Why have pre-orders been paused?

Peter Muscutt

Thanks to all who commented with advice on this set – looks like I’m going to be £125 poorer! Great to see (as ever) this site acting as a community of music lovers eager to share their love of great bands and albums, and not being a sniffy *oh look at this chap who doesn’t know anything about [insert band name here]* – thanks again.

Ian Skelton

Pedants Corner.

Just to point out that the 2/4/75 Albert Hall concert has been previously released on The Bootleg Box Set Vol 1. But that was bootleg quality, albeit listenable. I wonder if these are soundboard recordings?

And a couple of subjective comments. Personally I find Phaedra quite unique in their catalogue. It’s almost pastoral. It’s sublime. From Rubycon onwards the sequencers are really to the fore and by Stratosfear they are performing compositions as opposed to improvisations. It’s a subtle difference.
But Ricochet and Rubycon are stunning so anyone in doubt about purchasing, just go for it. Then buy the earlier Ohr albums because they are even better.
And there is nothing bad about Cyclone; it’s great big dumb over the top fun. Atypical, but the second side is instrumental so win win.

Andy K

The RAH is NEW – as in Recorded by the Manor Mobile in Stereo (every release has been in mono so far) and mixed by Phil Newell in 1975 (so, yes soundboard). It also has the full intro by John Peel (again unlike any other release)

Mike N

Andy K… I hope it will be the FULL Royal Albert Hall show from ’75. I remember the first edition of the Bootleg Box had a part missing, replacement discs were issued *very kindly) and when the Bootleg Box got another reissue, the same piece of music was missing again…. heres hoping.

Ross Baker

I have no idea where I’m going to get £125 from, but I’m going to have to pick this up. Not interested in the 5.1 stuff, but the presence of unreleased material from this era is going to be worth it alone.

Really hoping we get a similar set for the second half of the Virgin years, which are a bit underappreciated in my view – Johannes’s melodic sense was incredible, and Tangram & Hyperborea are my two favourite TD records. I’d happily take a box of this magnitude based on the ‘Pink’ and ‘Blue’ years too, but I can’t see them coming. Esoteric have re-released that material so many times now I can’t help thinking we’d have had the extra material if it was forthcoming.

mark turrell

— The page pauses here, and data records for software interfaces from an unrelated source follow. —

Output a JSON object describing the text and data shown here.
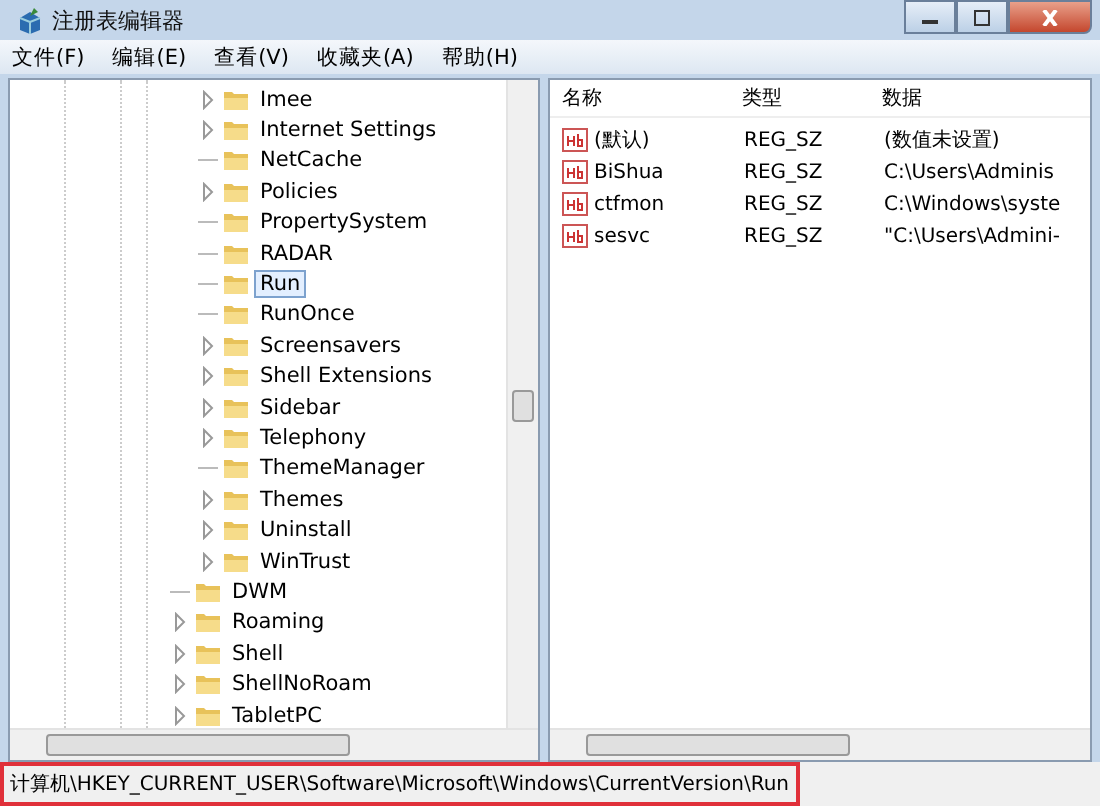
{
  "window": {
    "title": "注册表编辑器"
  },
  "menu": [
    "文件(F)",
    "编辑(E)",
    "查看(V)",
    "收藏夹(A)",
    "帮助(H)"
  ],
  "tree": {
    "inner_items": [
      {
        "label": "Imee",
        "expandable": true,
        "selected": false
      },
      {
        "label": "Internet Settings",
        "expandable": true,
        "selected": false
      },
      {
        "label": "NetCache",
        "expandable": false,
        "selected": false
      },
      {
        "label": "Policies",
        "expandable": true,
        "selected": false
      },
      {
        "label": "PropertySystem",
        "expandable": false,
        "selected": false
      },
      {
        "label": "RADAR",
        "expandable": false,
        "selected": false
      },
      {
        "label": "Run",
        "expandable": false,
        "selected": true
      },
      {
        "label": "RunOnce",
        "expandable": false,
        "selected": false
      },
      {
        "label": "Screensavers",
        "expandable": true,
        "selected": false
      },
      {
        "label": "Shell Extensions",
        "expandable": true,
        "selected": false
      },
      {
        "label": "Sidebar",
        "expandable": true,
        "selected": false
      },
      {
        "label": "Telephony",
        "expandable": true,
        "selected": false
      },
      {
        "label": "ThemeManager",
        "expandable": false,
        "selected": false
      },
      {
        "label": "Themes",
        "expandable": true,
        "selected": false
      },
      {
        "label": "Uninstall",
        "expandable": true,
        "selected": false
      },
      {
        "label": "WinTrust",
        "expandable": true,
        "selected": false
      }
    ],
    "outer_items": [
      {
        "label": "DWM",
        "expandable": false,
        "selected": false
      },
      {
        "label": "Roaming",
        "expandable": true,
        "selected": false
      },
      {
        "label": "Shell",
        "expandable": true,
        "selected": false
      },
      {
        "label": "ShellNoRoam",
        "expandable": true,
        "selected": false
      },
      {
        "label": "TabletPC",
        "expandable": true,
        "selected": false
      }
    ]
  },
  "values": {
    "columns": [
      "名称",
      "类型",
      "数据"
    ],
    "rows": [
      [
        "(默认)",
        "REG_SZ",
        "(数值未设置)"
      ],
      [
        "BiShua",
        "REG_SZ",
        "C:\\Users\\Adminis"
      ],
      [
        "ctfmon",
        "REG_SZ",
        "C:\\Windows\\syste"
      ],
      [
        "sesvc",
        "REG_SZ",
        "\"C:\\Users\\Admini-"
      ]
    ]
  },
  "status_bar": {
    "path": "计算机\\HKEY_CURRENT_USER\\Software\\Microsoft\\Windows\\CurrentVersion\\Run",
    "highlighted": true
  }
}
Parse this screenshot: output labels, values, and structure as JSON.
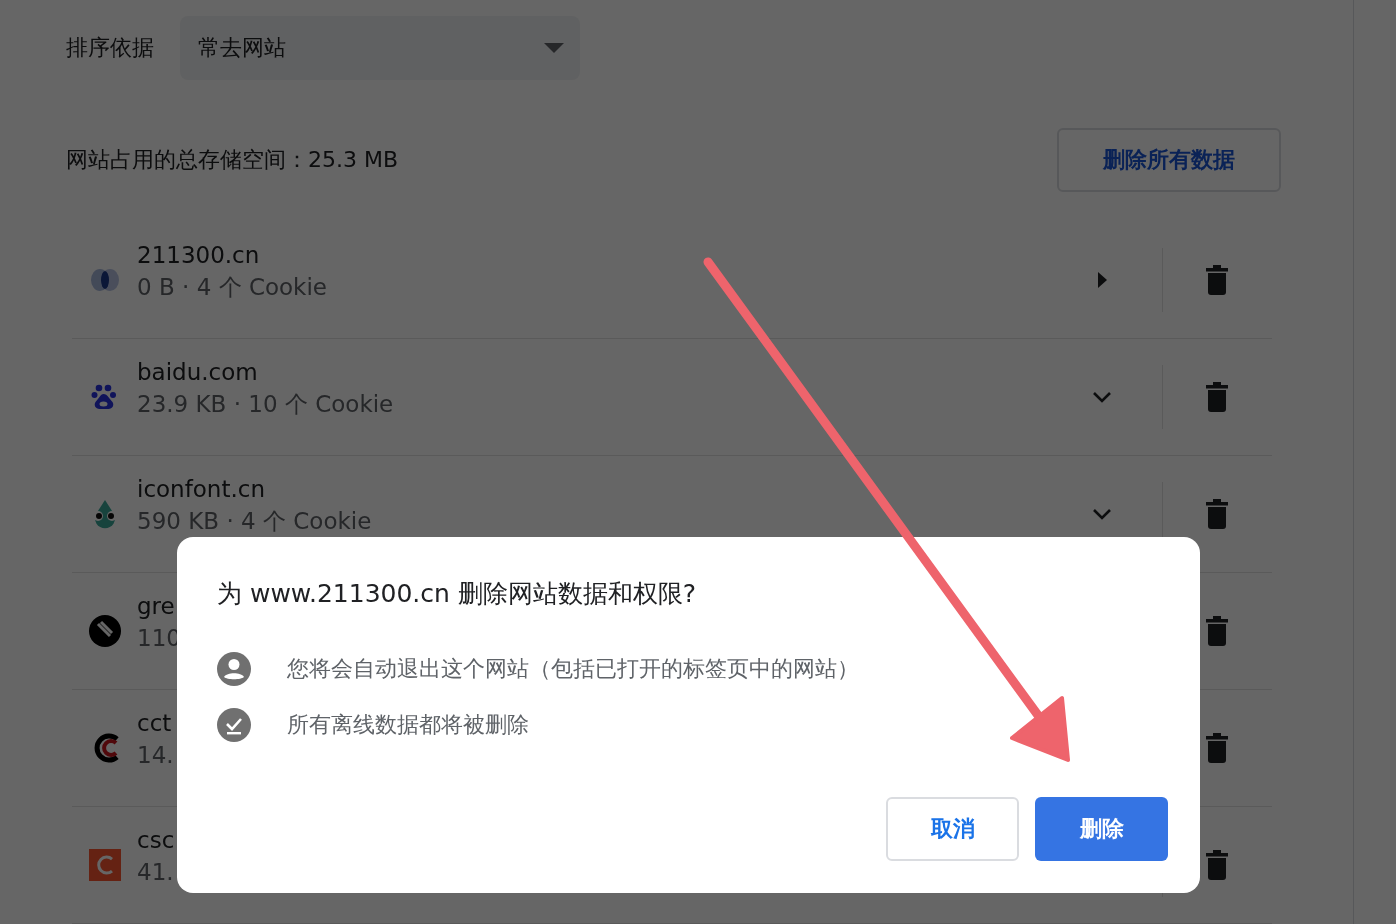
{
  "sort": {
    "label": "排序依据",
    "value": "常去网站"
  },
  "storage": {
    "text": "网站占用的总存储空间：25.3 MB",
    "button": "删除所有数据"
  },
  "sites": [
    {
      "name": "211300.cn",
      "detail": "0 B · 4 个 Cookie",
      "kind": "arrow"
    },
    {
      "name": "baidu.com",
      "detail": "23.9 KB · 10 个 Cookie",
      "kind": "chevron"
    },
    {
      "name": "iconfont.cn",
      "detail": "590 KB · 4 个 Cookie",
      "kind": "chevron"
    },
    {
      "name": "gre",
      "detail": "110"
    },
    {
      "name": "cct",
      "detail": "14."
    },
    {
      "name": "csc",
      "detail": "41."
    }
  ],
  "dialog": {
    "title": "为 www.211300.cn 删除网站数据和权限?",
    "items": [
      {
        "kind": "account",
        "text": "您将会自动退出这个网站（包括已打开的标签页中的网站）"
      },
      {
        "kind": "offline",
        "text": "所有离线数据都将被删除"
      }
    ],
    "buttons": [
      {
        "kind": "secondary",
        "label": "取消"
      },
      {
        "kind": "primary",
        "label": "删除"
      }
    ]
  }
}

so the Definitive Edition Cd’s were not quite so definitive.
who am i kidding, I’m a TD nut, i’ll be buying this.
i’ve got the original virgin vinyl, and the CD’s already.
Looks like they’ve mopped up the exclusive tracks from the 70-80 box set as well.
Esoteric did a great job with the pre/post virgin material (although i’d still like to hear an unfiddled with ‘green desert’, and the two live bootleg boxes that came out a few years ago

Mad Earwig

I’ve done it again, ordered this via SDE.

Have had most of this music for years on vinyl, then CD but cannot resist a tasty box set, and the live stuff, a new book and now I am excited…

Glad ‘Baryll Blue’ is on there as its a great track not been available for years. Check it out, it may be on youtube.


Canadians, the item is not up in Music Vaultz pre-order yet. Cannot wait to order that one!